By Keith Baker

Sunday 28 October, 4pm: Just off the train. Straight into the Metropole.  Straight out again. The place is packed to the doors. Plenty of music going on but you can’t hear any of it over the noise of “the cráic”. So down the street to Gallagher’s pub where we discover festival artist-in-residence Paul Dunlea leading a hard-driving sextet composed of himself on trombone, two tenors and rhythm section. They roar into ‘Secret Love’. They’re shouting it from the highest hills, all right. 

We’ve come to Cork for the Festival’s not-to-be missed performance by the Maria Schneider Orchestra at the City Hall. In fact, Paul Dunlea made the acquaintance of the great composer and orchestra leader earlier in the day. He tells me later, “I took her to Kinsale for a bowl of soup. She’s great.” 

It’s Schneider’s first time in Ireland and a real feather in the cap of the new Festival director Sinéad Dunphy.

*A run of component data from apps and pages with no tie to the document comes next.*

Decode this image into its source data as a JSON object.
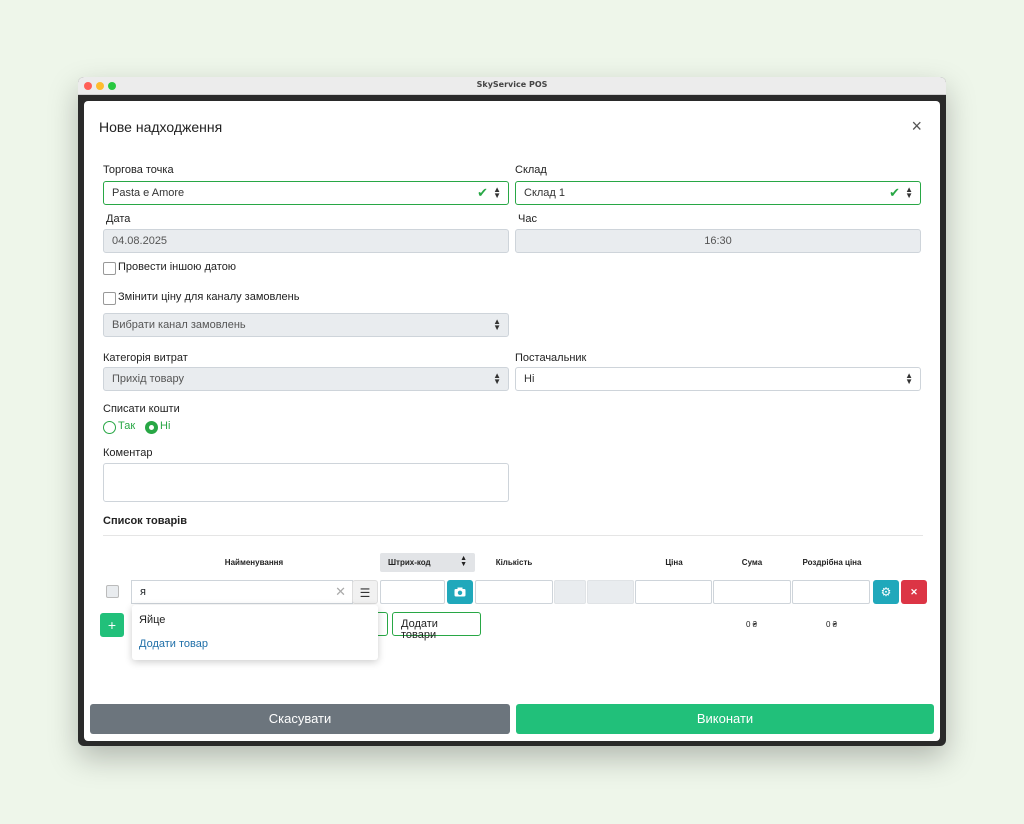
{
  "window": {
    "title": "SkyService POS"
  },
  "modal": {
    "title": "Нове надходження",
    "close_icon": "×"
  },
  "form": {
    "outlet": {
      "label": "Торгова точка",
      "value": "Pasta e Amore"
    },
    "warehouse": {
      "label": "Склад",
      "value": "Склад 1"
    },
    "date": {
      "label": "Дата",
      "value": "04.08.2025"
    },
    "time": {
      "label": "Час",
      "value": "16:30"
    },
    "other_date": {
      "label": "Провести іншою датою",
      "checked": false
    },
    "change_price": {
      "label": "Змінити ціну для каналу замовлень",
      "checked": false
    },
    "order_channel": {
      "placeholder": "Вибрати канал замовлень"
    },
    "expense_category": {
      "label": "Категорія витрат",
      "value": "Прихід товару"
    },
    "supplier": {
      "label": "Постачальник",
      "value": "Ні"
    },
    "write_off": {
      "label": "Списати кошти",
      "options": [
        "Так",
        "Ні"
      ],
      "selected": "Ні"
    },
    "comment": {
      "label": "Коментар",
      "value": ""
    }
  },
  "products": {
    "title": "Список товарів",
    "columns": {
      "name": "Найменування",
      "barcode": "Штрих-код",
      "quantity": "Кількість",
      "price": "Ціна",
      "sum": "Сума",
      "retail_price": "Роздрібна ціна"
    },
    "search_value": "я",
    "suggestions": [
      "Яйце",
      "Додати товар"
    ],
    "add_products_label": "Додати товари",
    "add_icon": "+",
    "sum_total": "0 ₴",
    "retail_total": "0 ₴"
  },
  "footer": {
    "cancel": "Скасувати",
    "submit": "Виконати"
  },
  "colors": {
    "green": "#28a745",
    "teal": "#20a8bb",
    "red": "#dc3545",
    "gray_button": "#6c757d",
    "submit": "#21c07a"
  }
}
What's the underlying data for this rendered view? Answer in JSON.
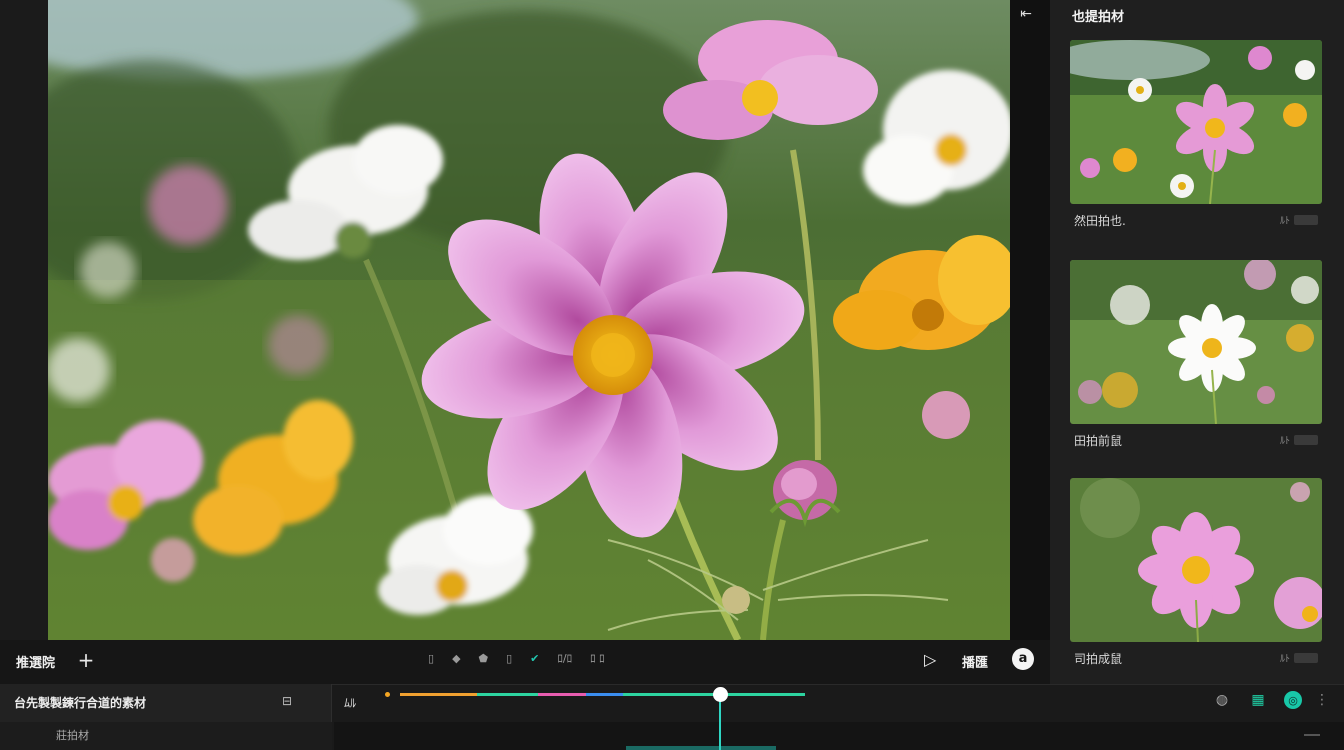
{
  "panel": {
    "title": "也提拍材",
    "collapse_icon": "collapse-icon",
    "cards": [
      {
        "label": "然田拍也.",
        "meta": "ﾙﾄ"
      },
      {
        "label": "田拍前鼠",
        "meta": "ﾙﾄ"
      },
      {
        "label": "司拍成鼠",
        "meta": "ﾙﾄ"
      }
    ]
  },
  "toolbar": {
    "label": "推選院",
    "add_icon": "+",
    "tools": [
      "▯",
      "◆",
      "⬟",
      "▯",
      "✔",
      "ﾛ/ﾛ",
      "ﾛ ﾛ"
    ],
    "play_icon": "▷",
    "export_label": "播匯",
    "logo_icon": "a"
  },
  "bottom": {
    "title": "台先製製鍊行合道的素材",
    "title_icon": "⊟",
    "sub": "莊拍材",
    "track_label": "ﾑﾙ",
    "timeline_segments": [
      {
        "color": "#f0a030",
        "share": 0.19
      },
      {
        "color": "#2dd4a0",
        "share": 0.15
      },
      {
        "color": "#e85db0",
        "share": 0.12
      },
      {
        "color": "#3b8ef0",
        "share": 0.09
      },
      {
        "color": "#2dd4a0",
        "share": 0.45
      }
    ],
    "playhead_fraction": 0.79,
    "right_icons": [
      "palette-icon",
      "grid-icon",
      "circle-icon",
      "more-icon"
    ]
  },
  "colors": {
    "accent": "#22c7b0",
    "background": "#151515",
    "panel": "#1f1f1f"
  }
}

This is an outfit studded with some of the finest soloists in today’s jazz – like Rich Perry, Ben Monder, Brandon Lee, Scott Robinson and Donny McCaslin. 

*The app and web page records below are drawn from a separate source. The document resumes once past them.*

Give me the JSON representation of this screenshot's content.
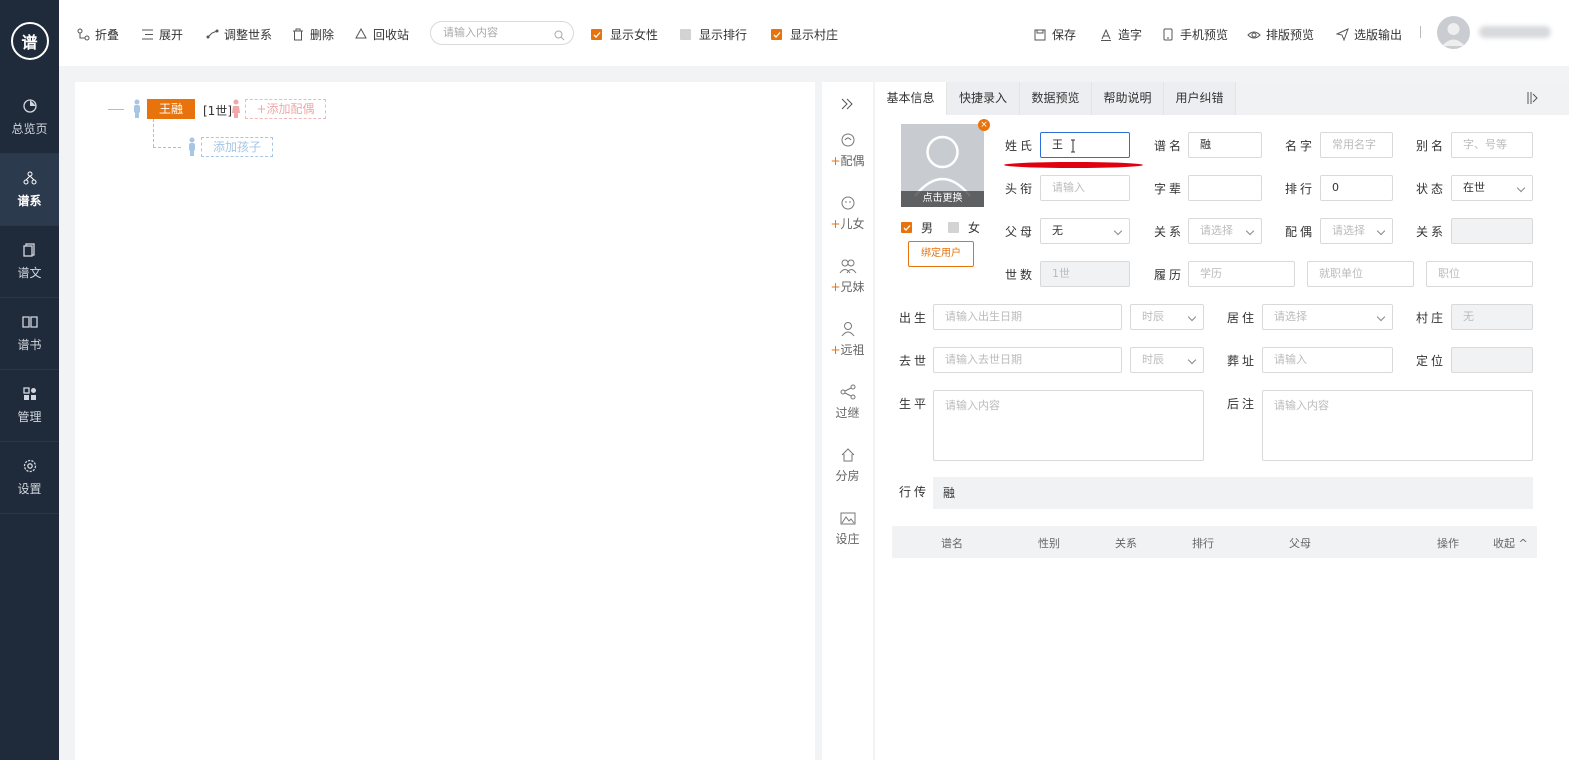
{
  "sidebar": {
    "logo_text": "谱",
    "items": [
      {
        "label": "总览页",
        "icon": "pie-chart-icon"
      },
      {
        "label": "谱系",
        "icon": "tree-icon",
        "active": true
      },
      {
        "label": "谱文",
        "icon": "document-icon"
      },
      {
        "label": "谱书",
        "icon": "book-icon"
      },
      {
        "label": "管理",
        "icon": "grid-icon"
      },
      {
        "label": "设置",
        "icon": "gear-icon"
      }
    ]
  },
  "toolbar": {
    "fold": "折叠",
    "expand": "展开",
    "adjust_generation": "调整世系",
    "delete": "删除",
    "recycle_bin": "回收站",
    "search_placeholder": "请输入内容",
    "show_female": "显示女性",
    "show_rank": "显示排行",
    "show_village": "显示村庄",
    "save": "保存",
    "create_char": "造字",
    "mobile_preview": "手机预览",
    "layout_preview": "排版预览",
    "output": "选版输出"
  },
  "tree": {
    "root_name": "王融",
    "root_generation": "[1世]",
    "add_spouse": "+添加配偶",
    "add_child": "添加孩子"
  },
  "vertical_actions": [
    {
      "label": "配偶",
      "plus": "+",
      "icon": "spouse-icon"
    },
    {
      "label": "儿女",
      "plus": "+",
      "icon": "child-icon"
    },
    {
      "label": "兄妹",
      "plus": "+",
      "icon": "siblings-icon"
    },
    {
      "label": "远祖",
      "plus": "+",
      "icon": "ancestor-icon"
    },
    {
      "label": "过继",
      "plus": "",
      "icon": "share-icon"
    },
    {
      "label": "分房",
      "plus": "",
      "icon": "house-icon"
    },
    {
      "label": "设庄",
      "plus": "",
      "icon": "landscape-icon"
    }
  ],
  "panel": {
    "tabs": [
      "基本信息",
      "快捷录入",
      "数据预览",
      "帮助说明",
      "用户纠错"
    ],
    "photo_change": "点击更换",
    "gender_male": "男",
    "gender_female": "女",
    "bind_user": "绑定用户",
    "fields": {
      "surname_label": "姓氏",
      "surname_value": "王",
      "puming_label": "谱名",
      "puming_value": "融",
      "mingzi_label": "名字",
      "mingzi_placeholder": "常用名字",
      "bieming_label": "别名",
      "bieming_placeholder": "字、号等",
      "touxian_label": "头衔",
      "touxian_placeholder": "请输入",
      "zibei_label": "字辈",
      "zibei_value": "",
      "paihang_label": "排行",
      "paihang_value": "0",
      "zhuangtai_label": "状态",
      "zhuangtai_value": "在世",
      "fumu_label": "父母",
      "fumu_value": "无",
      "guanxi_label": "关系",
      "guanxi_placeholder": "请选择",
      "peiou_label": "配偶",
      "peiou_placeholder": "请选择",
      "guanxi2_label": "关系",
      "shishu_label": "世数",
      "shishu_value": "1世",
      "lvli_label": "履历",
      "xueli_placeholder": "学历",
      "danwei_placeholder": "就职单位",
      "zhiwei_placeholder": "职位",
      "chusheng_label": "出生",
      "chusheng_placeholder": "请输入出生日期",
      "shichen_placeholder": "时辰",
      "juzhu_label": "居住",
      "juzhu_placeholder": "请选择",
      "cunzhuang_label": "村庄",
      "cunzhuang_value": "无",
      "qushi_label": "去世",
      "qushi_placeholder": "请输入去世日期",
      "shichen2_placeholder": "时辰",
      "zangzhi_label": "葬址",
      "zangzhi_placeholder": "请输入",
      "dingwei_label": "定位",
      "shengping_label": "生平",
      "shengping_placeholder": "请输入内容",
      "houzhu_label": "后注",
      "houzhu_placeholder": "请输入内容",
      "xingzhuan_label": "行传",
      "xingzhuan_value": "融"
    },
    "table_headers": [
      "谱名",
      "性别",
      "关系",
      "排行",
      "父母",
      "操作",
      "收起 ^"
    ]
  }
}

There have been mutterings about duff sound at the City Hall for some previous acts but there can be no complaints on this occasion. The auditorium fills up with the great burnished sweep of Schneider’s music but it also carries the delicacy of some of the quieter moments. 

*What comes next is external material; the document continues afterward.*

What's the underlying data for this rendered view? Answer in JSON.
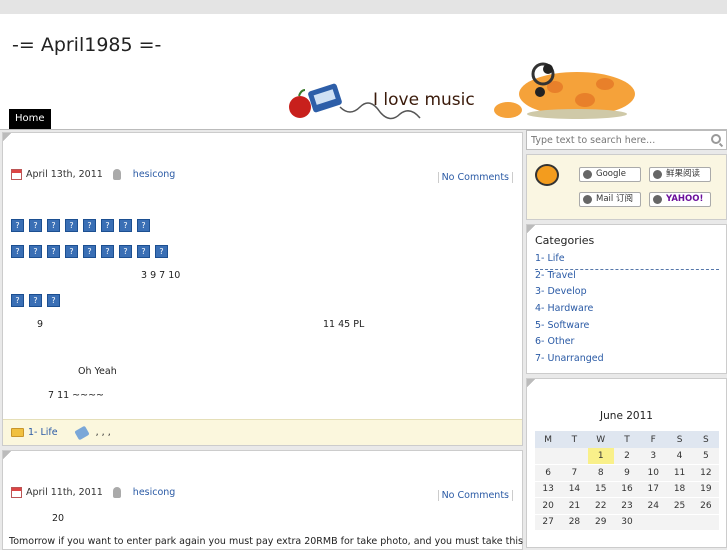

The evening begins with a blistering ‘That Old Black Magic,’ featuring Rich Perry on tenor, but it is the uniquely American grandeur of The Thompson Fields, the masterpiece album which evokes the vast landscapes of her Minnesota upbringing, that people have come to hear. And they are not disappointed.

There is also new, as yet unrecorded, material for which Schneider provides helpful explanations.  She is fearful of the perils of the information age. One piece is apparently named after the motto of Google, ‘Don’t be Evil,’ which she says is “setting the bar a bit low.” It’s doom-laden, a bit Halloweeny-scary, and there is a similar sense of menace in ‘Data Lords’ later in the programme. 

Also memorable — Donny McCaslin front and centre for an extended solo on the exotic ‘Birds of Paradise’ with Scott Robinson exploring the outer limits of the baritone. And it’s this inventive use of instrumentation that adds unique seasoning to Schneider’s sound. There’s an accordion in this orchestra, for heaven’s sake, and when did you last see a saxophone section suddenly become four flutes and a clarinet? 

But our night is not over. Next it’s off to the Opera House, via a few watering holes, where Sachal Vasandani and his trio are doing a midnight show in the Green Room. Actually, it turns out to be a quarter-to-one show because of various hiccups but it doesn’t matter. It was worth waiting for. 

The trio is Taylor Eigsti (keyboards various), Josh Ginsburg (bass) and Jeremy Dutton (drums). And surprise, surprise – Paul Dunlea is sitting in as well. In fact, he will also be guesting with Sachal’s big band in New York in a few weeks. 

Vasandani is a terrific singer, post-Elling, you might say. There are novel approaches to standards like ‘I Love Paris,’ ‘I Concentrate on You’ and ‘Unforgettable,’ but there is also an Abbey Lincoln song, ‘Throw It Away,’ and an interpretation of the Bill Evans composition ‘Very Early.’ 

Very early it is not but still, it might be worth looking in at the Metropole to see what’s happening. And, lo and behold, here’s Scott Flanigan and guests at the late-night jam.